Here is what Hans Lundmark pointed out to me in regard of the usage of n : m. I hope this helps to resolve their confusion.

You have good historical reasons for interpreting n:m as n/m.

From http://jeff560.tripod.com/operation.html:

The colon (:) was used in 1633 in a text entitled Johnson Arithmetik; In two Bookes (2nd ed.: London, 1633). However Johnson only used the symbol to indicate fractions (for example three-fourths was written 3:4); he did not use the symbol for division "dissociated from the idea of a fraction" (Cajori vol. 1, page 276).

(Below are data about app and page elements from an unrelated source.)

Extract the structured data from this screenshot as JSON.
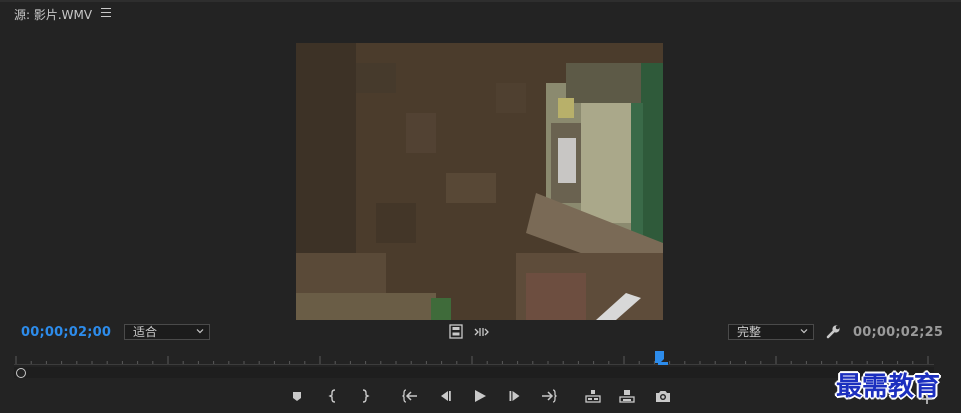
{
  "panel": {
    "tab_title": "源: 影片.WMV",
    "menu_icon": "hamburger-menu-icon"
  },
  "monitor": {
    "current_timecode": "00;00;02;00",
    "duration_timecode": "00;00;02;25",
    "zoom_value": "适合",
    "quality_value": "完整",
    "playhead_position_fraction": 0.71,
    "accent_color": "#2d8ceb"
  },
  "icons": {
    "zoom_dropdown": "chevron-down-icon",
    "quality_dropdown": "chevron-down-icon",
    "settings": "wrench-icon",
    "insert": "filmstrip-icon",
    "drag_audio_video": "drag-arrows-icon"
  },
  "transport": [
    {
      "name": "add-marker-button",
      "icon": "marker-icon"
    },
    {
      "name": "mark-in-button",
      "icon": "mark-in-icon"
    },
    {
      "name": "mark-out-button",
      "icon": "mark-out-icon"
    },
    {
      "name": "go-to-in-button",
      "icon": "go-to-in-icon"
    },
    {
      "name": "step-back-button",
      "icon": "step-back-icon"
    },
    {
      "name": "play-button",
      "icon": "play-icon"
    },
    {
      "name": "step-forward-button",
      "icon": "step-forward-icon"
    },
    {
      "name": "go-to-out-button",
      "icon": "go-to-out-icon"
    },
    {
      "name": "insert-button",
      "icon": "insert-icon"
    },
    {
      "name": "overwrite-button",
      "icon": "overwrite-icon"
    },
    {
      "name": "export-frame-button",
      "icon": "camera-icon"
    }
  ],
  "watermark": {
    "text": "最需教育"
  }
}
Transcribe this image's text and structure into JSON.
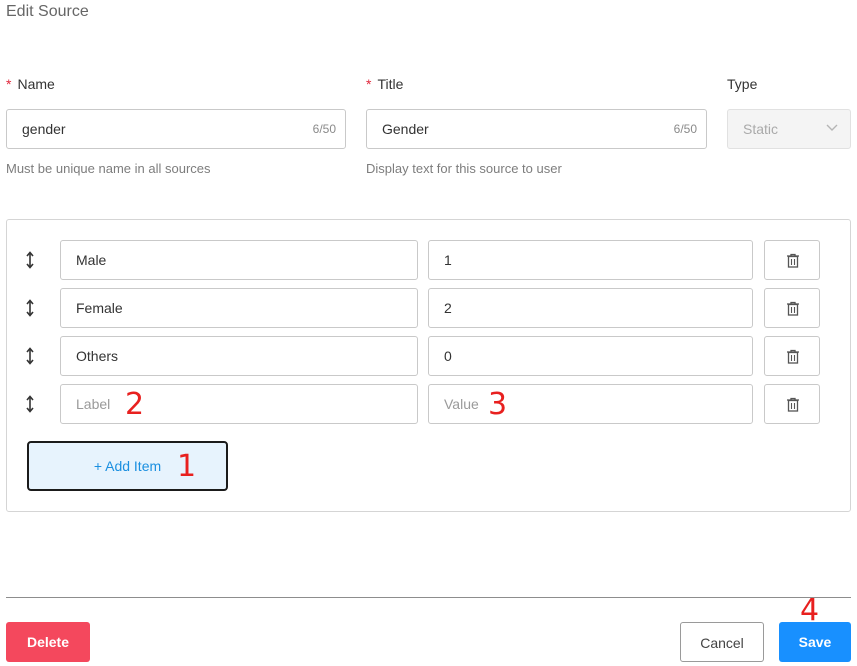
{
  "dialog": {
    "title": "Edit Source"
  },
  "form": {
    "name": {
      "label": "Name",
      "required_mark": "*",
      "value": "gender",
      "counter": "6/50",
      "helper": "Must be unique name in all sources"
    },
    "title": {
      "label": "Title",
      "required_mark": "*",
      "value": "Gender",
      "counter": "6/50",
      "helper": "Display text for this source to user"
    },
    "type": {
      "label": "Type",
      "value": "Static",
      "disabled": true
    }
  },
  "items": [
    {
      "label": "Male",
      "value": "1"
    },
    {
      "label": "Female",
      "value": "2"
    },
    {
      "label": "Others",
      "value": "0"
    }
  ],
  "new_item": {
    "label_placeholder": "Label",
    "value_placeholder": "Value"
  },
  "add_item": {
    "label": "+ Add Item"
  },
  "annotations": {
    "add_item": "1",
    "label_input": "2",
    "value_input": "3",
    "save": "4"
  },
  "footer": {
    "delete_label": "Delete",
    "cancel_label": "Cancel",
    "save_label": "Save"
  },
  "colors": {
    "accent": "#1890ff",
    "danger": "#f4485d",
    "required": "#e0283c",
    "annotation": "#e8201f"
  },
  "icons": {
    "drag": "drag-vertical-icon",
    "delete_row": "trash-icon",
    "dropdown": "chevron-down-icon"
  }
}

Gottfried Wilhelm Leibniz (1646-1716) used : for both ratio and division in 1684 in the Acta eruditorum (Cajori vol. 1, page 295).

As for the said excerpt, it reads "The (average?) physical ability of humankind is one-seventh of that of vampire."

* added (again) *

In view of the established usage as described in http://www.bradford.ac.uk/wimba-files/msu-course/media/ratio%20teaching%20new.pdf , the assertion by @Earthliŋ

n : m is usually the notation for "n parts in (n+m) parts vs. m parts in (n+m) parts", so 1:7 would correspond to 1/8 and 7/8

should read

In the context that something is to be divided into n : m, it can be considered as "n parts in (n+m) parts vs. m parts in (n+m) parts", so 1:7 can be specified as the pair (1/8, 7/8) if needed.

  • 5
    No! n : m is usually the notation for "n parts in (n+m) parts vs. m parts in (n+m) parts", so 1:7 would correspond to 1/8 and 7/8.
    – Earthliŋ
    Jul 13, 2015 at 15:44
  • @ Earthliŋ: Aren't you confusing part-to-oat ratio with part-to-whole ratio?
    – eltonjohn
    Jul 14, 2015 at 0:54
  • 2
    I don't think I am. Maybe the OP could clarify whether by 1:7 he meant 1/7.
    – Earthliŋ
    Jul 14, 2015 at 1:02
  • @ Earthliŋ: You may want to have a look at this -> en.wikipedia.org/wiki/Ratio .
    – eltonjohn
    Jul 14, 2015 at 1:40
  • @ Earthliŋ: And this, too, may be of help -> bradford.ac.uk/wimba-files/msu-course/media/… .
    – eltonjohn
    Jul 14, 2015 at 2:16

You must log in to answer this question.

Not the answer you're looking for? Browse other questions tagged .